Other German assets already deployed in the region - although with a different task and under a different mandate - include the two Patriot PAC3 'Air Defence Guided Missile Systems' stationed near the Turkish city of Kahramanmaras, about 100 kilometres from the Turkish-Syrian border. As part of the NATO mission to protect Turkish territory against Syrian missile attacks, these systems could also be used to support a no-fly-zone over parts of Syria. Of course, such an extended task would require a new mandate by the German Bundestag and a relocation of the Patriot System closer to the border.
Furthermore, the German Navy could provide additional air defence capabilities to US destroyers in the Mediterranean Sea, building on the experience gathered by German Frigate Hamburg, which organised the air-defence of the USS Dwight D. Eisenhower carrier strike group in the Persian Gulf between March and June 2013. Arguably, such an option would operationally be of little added value given the US Navy's own air defence capabilities, but it could be considered a symbolic contribution.
The German Air Force would even be able to directly participate in cruise missile attacks together with allied forces. It has at its disposal around 600 Taurus 'modular stand-off missile systems', which could be launched from German Tornado fighter aircrafts from a distance of up to 350 kilometres - well out of range of Syrian air defence. Of course, the deployment of Tornados close enough to the operating space would take time and, more importantly, require a mandate by the Bundestag, which, given the above, is unlikely to find a majority among German parliamentarians.
Taking an Active Interest in Syria
In summary, due to the severity of the situation in Syria and the implications of this for international security, the German government is keen to be perceived by both the German public and the international community as a constructive, rational actor that acts to the best of its abilities in the political, societal, legal and military spheres of action available.
There has been real German involvement with the Syria crisis. Germany has so far provided refuge to around 5,000 Syrians and is one of the main providers of humanitarian aid in the country. It also flew the UN weapon inspectors from Lebanon to the Netherlands, with an airplane chartered at the expense of the German Federal Foreign Office. Furthermore, as co‑initiator of the Syria Recovery Trust Fund, Germany contributed 10 million euros to the fund, whose resources will be used for measures aiming to alleviate the immediate suffering of the population in opposition‑held areas who have been affected by the civil war.
Should the international community's Syria approach therefore eventually move predominantly into the diplomatic sphere, Germany's space of action will expand. A key contribution could lie in its role as a broker between its Western allies and Russia.
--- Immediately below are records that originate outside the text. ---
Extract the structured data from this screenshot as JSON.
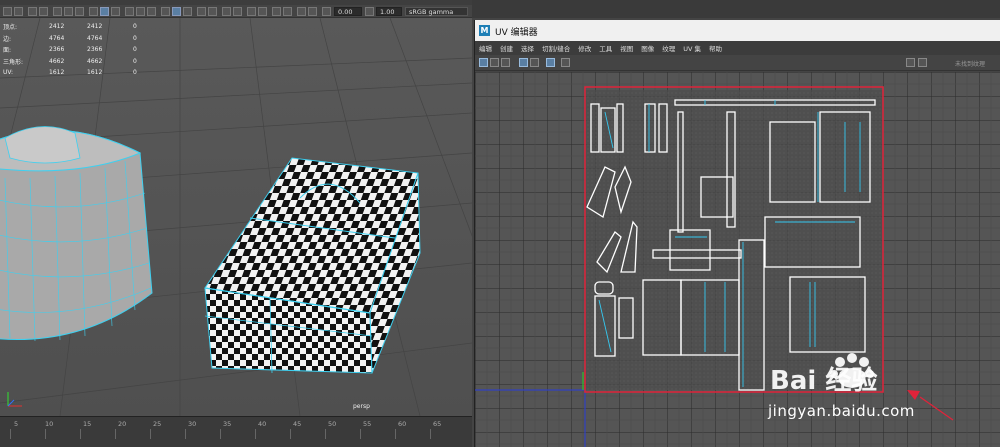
{
  "top_menu": [
    "模型"
  ],
  "toolbar": {
    "exposure": "0.00",
    "gamma": "1.00",
    "colorspace": "sRGB gamma"
  },
  "hud": {
    "rows": [
      {
        "label": "顶点:",
        "v1": "2412",
        "v2": "2412",
        "v3": "0"
      },
      {
        "label": "边:",
        "v1": "4764",
        "v2": "4764",
        "v3": "0"
      },
      {
        "label": "面:",
        "v1": "2366",
        "v2": "2366",
        "v3": "0"
      },
      {
        "label": "三角形:",
        "v1": "4662",
        "v2": "4662",
        "v3": "0"
      },
      {
        "label": "UV:",
        "v1": "1612",
        "v2": "1612",
        "v3": "0"
      }
    ]
  },
  "viewport_label": "persp",
  "timeline": {
    "ticks": [
      "5",
      "10",
      "15",
      "20",
      "25",
      "30",
      "35",
      "40",
      "45",
      "50",
      "55",
      "60",
      "65"
    ]
  },
  "uv_editor": {
    "title": "UV 编辑器",
    "menu": [
      "编辑",
      "创建",
      "选择",
      "切割/缝合",
      "修改",
      "工具",
      "视图",
      "图像",
      "纹理",
      "UV 集",
      "帮助"
    ],
    "texture_dropdown": "未找到纹理"
  },
  "watermark": {
    "text": "jingyan.baidu.com",
    "logo": "Bai 经验"
  },
  "colors": {
    "uv_shell": "#ffffff",
    "uv_edge_highlight": "#35c8f0",
    "selection_frame": "#e0233a",
    "wireframe": "#3ed0f0"
  }
}
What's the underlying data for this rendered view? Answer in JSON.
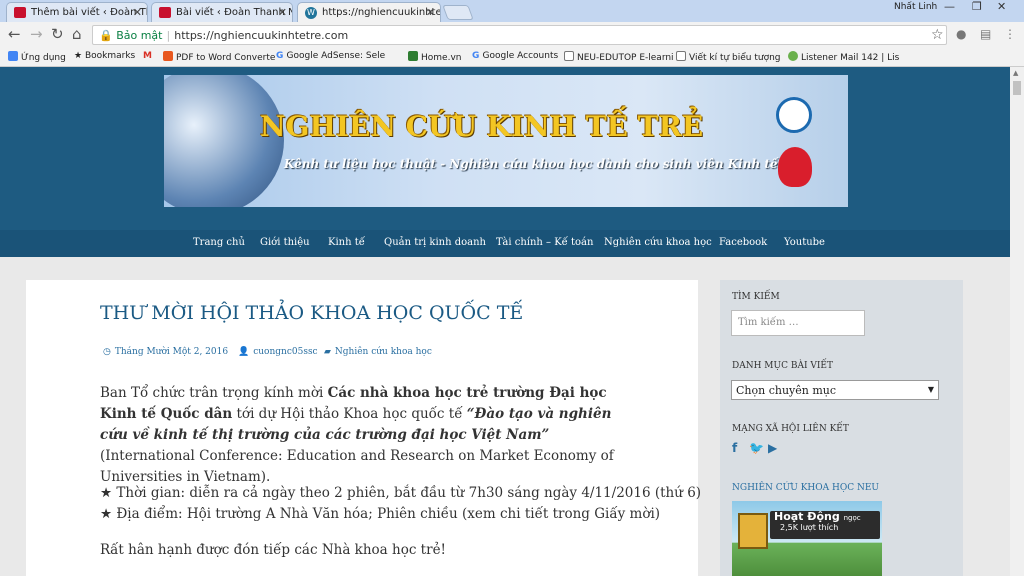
{
  "browser": {
    "tabs": [
      {
        "title": "Thêm bài viết ‹ Đoàn Thanh"
      },
      {
        "title": "Bài viết ‹ Đoàn Thanh Niê"
      },
      {
        "title": "https://nghiencuukinhte"
      }
    ],
    "user_name": "Nhất Linh",
    "secure_label": "Bảo mật",
    "url": "https://nghiencuukinhtetre.com",
    "bookmarks": [
      {
        "label": "Ứng dụng",
        "icon": "apps-icon",
        "color": "#4285f4"
      },
      {
        "label": "Bookmarks",
        "icon": "star-icon",
        "color": "#555555"
      },
      {
        "label": "",
        "icon": "gmail-icon",
        "color": "#d93025"
      },
      {
        "label": "PDF to Word Converte",
        "icon": "pdf-icon",
        "color": "#e8571e"
      },
      {
        "label": "Google AdSense: Sele",
        "icon": "google-icon",
        "color": "#4285f4"
      },
      {
        "label": "Home.vn",
        "icon": "homevn-icon",
        "color": "#2e7d32"
      },
      {
        "label": "Google Accounts",
        "icon": "google-icon",
        "color": "#4285f4"
      },
      {
        "label": "NEU-EDUTOP E-learni",
        "icon": "page-icon",
        "color": "#777777"
      },
      {
        "label": "Viết kí tự biểu tượng",
        "icon": "page-icon",
        "color": "#777777"
      },
      {
        "label": "Listener Mail 142 | Lis",
        "icon": "listener-icon",
        "color": "#6ab04c"
      }
    ]
  },
  "site": {
    "banner_title": "NGHIÊN CỨU KINH TẾ TRẺ",
    "banner_subtitle": "Kênh tư liệu học thuật - Nghiên cứu khoa học dành cho sinh viên Kinh tế",
    "menu": [
      "Trang chủ",
      "Giới thiệu",
      "Kinh tế",
      "Quản trị kinh doanh",
      "Tài chính – Kế toán",
      "Nghiên cứu khoa học",
      "Facebook",
      "Youtube"
    ]
  },
  "post": {
    "title": "THƯ MỜI HỘI THẢO KHOA HỌC QUỐC TẾ",
    "date": "Tháng Mười Một 2, 2016",
    "author": "cuongnc05ssc",
    "category": "Nghiên cứu khoa học",
    "p1_intro": "Ban Tổ chức trân trọng kính mời ",
    "p1_bold": "Các nhà khoa học trẻ trường Đại học Kinh tế Quốc dân",
    "p1_mid": " tới dự Hội thảo Khoa học quốc tế ",
    "p1_quote": "“Đào tạo và nghiên cứu về kinh tế thị trường của các trường đại học Việt Nam”",
    "p1_end": " (International Conference: Education and Research on Market Economy of Universities in Vietnam).",
    "p2_line1": "★ Thời gian: diễn ra cả ngày theo 2 phiên, bắt đầu từ 7h30 sáng ngày 4/11/2016 (thứ 6)",
    "p2_line2": "★ Địa điểm: Hội trường A Nhà Văn hóa; Phiên chiều (xem chi tiết trong Giấy mời)",
    "p3": "Rất hân hạnh được đón tiếp các Nhà khoa học trẻ!"
  },
  "sidebar": {
    "search_heading": "TÌM KIẾM",
    "search_placeholder": "Tìm kiếm …",
    "category_heading": "DANH MỤC BÀI VIẾT",
    "category_selected": "Chọn chuyên mục",
    "social_heading": "MẠNG XÃ HỘI LIÊN KẾT",
    "neu_heading": "NGHIÊN CỨU KHOA HỌC NEU",
    "widget_title": "Hoạt Động",
    "widget_small": "ngọc",
    "widget_count": "2,5K lượt thích"
  }
}
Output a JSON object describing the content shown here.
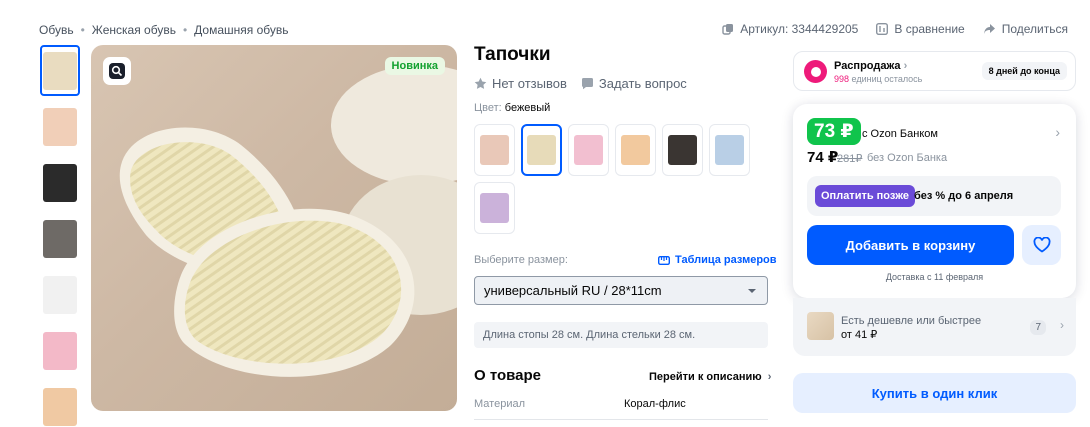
{
  "breadcrumb": {
    "items": [
      "Обувь",
      "Женская обувь",
      "Домашняя обувь"
    ],
    "separator": "•"
  },
  "meta": {
    "article": "Артикул: 3344429205",
    "compare": "В сравнение",
    "share": "Поделиться"
  },
  "gallery": {
    "badge": "Новинка",
    "thumbnail_colors": [
      "#e9dcc0",
      "#f1cfb8",
      "#2b2b2b",
      "#6e6a66",
      "#f1f1f1",
      "#f3b9c8",
      "#f0c9a3"
    ]
  },
  "product": {
    "title": "Тапочки",
    "no_reviews": "Нет отзывов",
    "ask_question": "Задать вопрос",
    "color_label": "Цвет:",
    "color_value": "бежевый",
    "swatch_colors": [
      "#e9c8b8",
      "#e7dbb9",
      "#f2bfd0",
      "#f2c99e",
      "#3a3532",
      "#b9cfe6",
      "#cbb2da"
    ],
    "size_label": "Выберите размер:",
    "size_table": "Таблица размеров",
    "size_selected": "универсальный RU / 28*11cm",
    "length_note": "Длина стопы 28 см. Длина стельки 28 см.",
    "about_title": "О товаре",
    "to_description": "Перейти к описанию",
    "attributes": [
      {
        "key": "Материал",
        "value": "Корал-флис"
      }
    ]
  },
  "sale": {
    "title": "Распродажа",
    "remaining_count": "998",
    "remaining_text": "единиц осталось",
    "days_left": "8 дней до конца"
  },
  "price": {
    "ozon_bank_price": "73 ₽",
    "with_bank": "с Ozon Банком",
    "regular_price": "74 ₽",
    "old_price": "281₽",
    "without_bank": "без Ozon Банка",
    "pay_later_button": "Оплатить позже",
    "pay_later_text": "без % до 6 апреля",
    "add_to_cart": "Добавить в корзину",
    "delivery": "Доставка с 11 февраля"
  },
  "cheaper": {
    "title": "Есть дешевле или быстрее",
    "price": "от 41 ₽",
    "count": "7"
  },
  "one_click": "Купить в один клик",
  "colors": {
    "accent_blue": "#005bff",
    "green_price": "#10c44c",
    "sale_pink": "#ee1a7a",
    "pay_later_purple": "#6b4bd8"
  }
}
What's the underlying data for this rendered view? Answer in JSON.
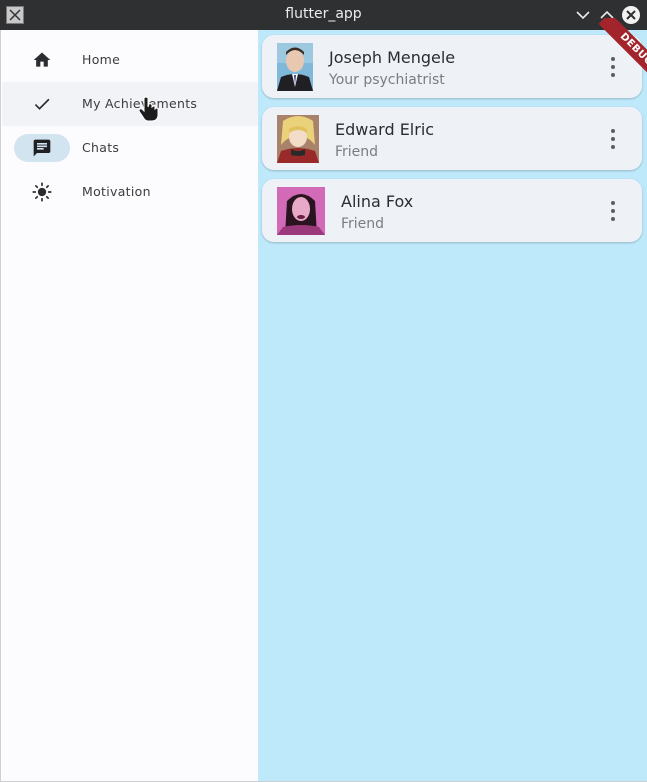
{
  "window": {
    "title": "flutter_app"
  },
  "rail": {
    "items": [
      {
        "label": "Home",
        "icon": "home-icon"
      },
      {
        "label": "My Achievements",
        "icon": "check-icon"
      },
      {
        "label": "Chats",
        "icon": "chat-icon",
        "selected": true
      },
      {
        "label": "Motivation",
        "icon": "sun-icon"
      }
    ]
  },
  "contacts": [
    {
      "name": "Joseph Mengele",
      "role": "Your psychiatrist"
    },
    {
      "name": "Edward Elric",
      "role": "Friend"
    },
    {
      "name": "Alina Fox",
      "role": "Friend"
    }
  ],
  "debug": {
    "label": "DEBUG"
  },
  "colors": {
    "content_bg": "#bee9fb",
    "rail_bg": "#fcfcff",
    "card_bg": "#eef2f6",
    "selected_indicator": "#d2e4f0",
    "debug_ribbon": "#a3252b"
  }
}
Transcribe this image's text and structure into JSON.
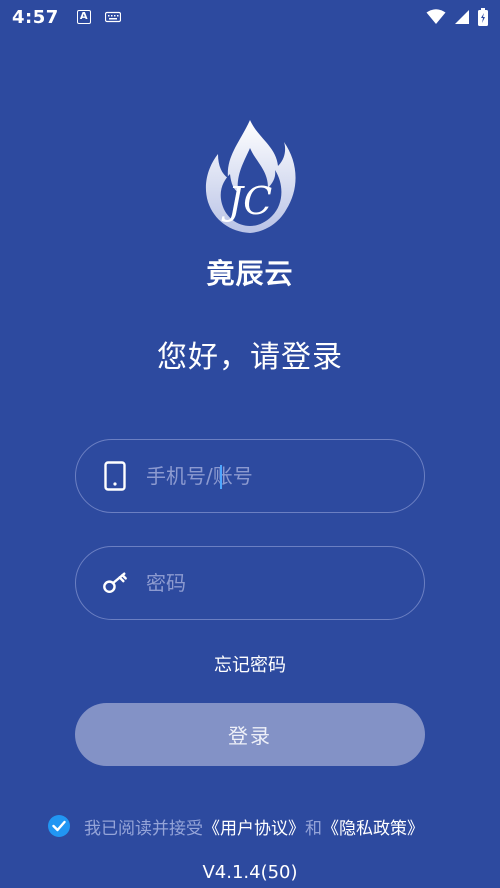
{
  "status_bar": {
    "time": "4:57",
    "icons": [
      "a-notification-icon",
      "keyboard-icon",
      "wifi-icon",
      "signal-icon",
      "battery-icon"
    ]
  },
  "app": {
    "logo_letters": "JC",
    "name": "竟辰云"
  },
  "login": {
    "greeting": "您好，请登录",
    "phone_placeholder": "手机号/账号",
    "phone_value": "",
    "password_placeholder": "密码",
    "password_value": "",
    "forgot_label": "忘记密码",
    "submit_label": "登录"
  },
  "agreement": {
    "checked": true,
    "prefix": "我已阅读并接受",
    "user_agreement": "《用户协议》",
    "conjunction": "和",
    "privacy_policy": "《隐私政策》"
  },
  "version": "V4.1.4(50)",
  "colors": {
    "background": "#2d4a9f",
    "field_border": "#6b7fc2",
    "button": "#8392c6",
    "accent": "#2196f3"
  }
}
In the meantime, the German government should answer President Obama's call to the international community for backing limited US military action, in order to ensure the credibility and integrity of its Syria policy in particular, and its foreign policy in general. This would not necessarly require concrete military contributions, but a clear public policy statement.
Such a policy stance would be in line with Minister Westerwelle's statement on 26 August 2013 that 'should the use of [chemical] weapons be confirmed ... Germany will be among those who consider that some consequences will have to be drawn.'
 'Syrien: "Ich mache mir allergrößte Sorgen"', Interview with Foreign Minister Guido Westerwelle, in Welt am Sonntag, 01 September 2013. and 'Syrien: Giftgasangriff verstößt gegen Völkerrecht', on Bundeskanzlerin.de, 31 August 2013.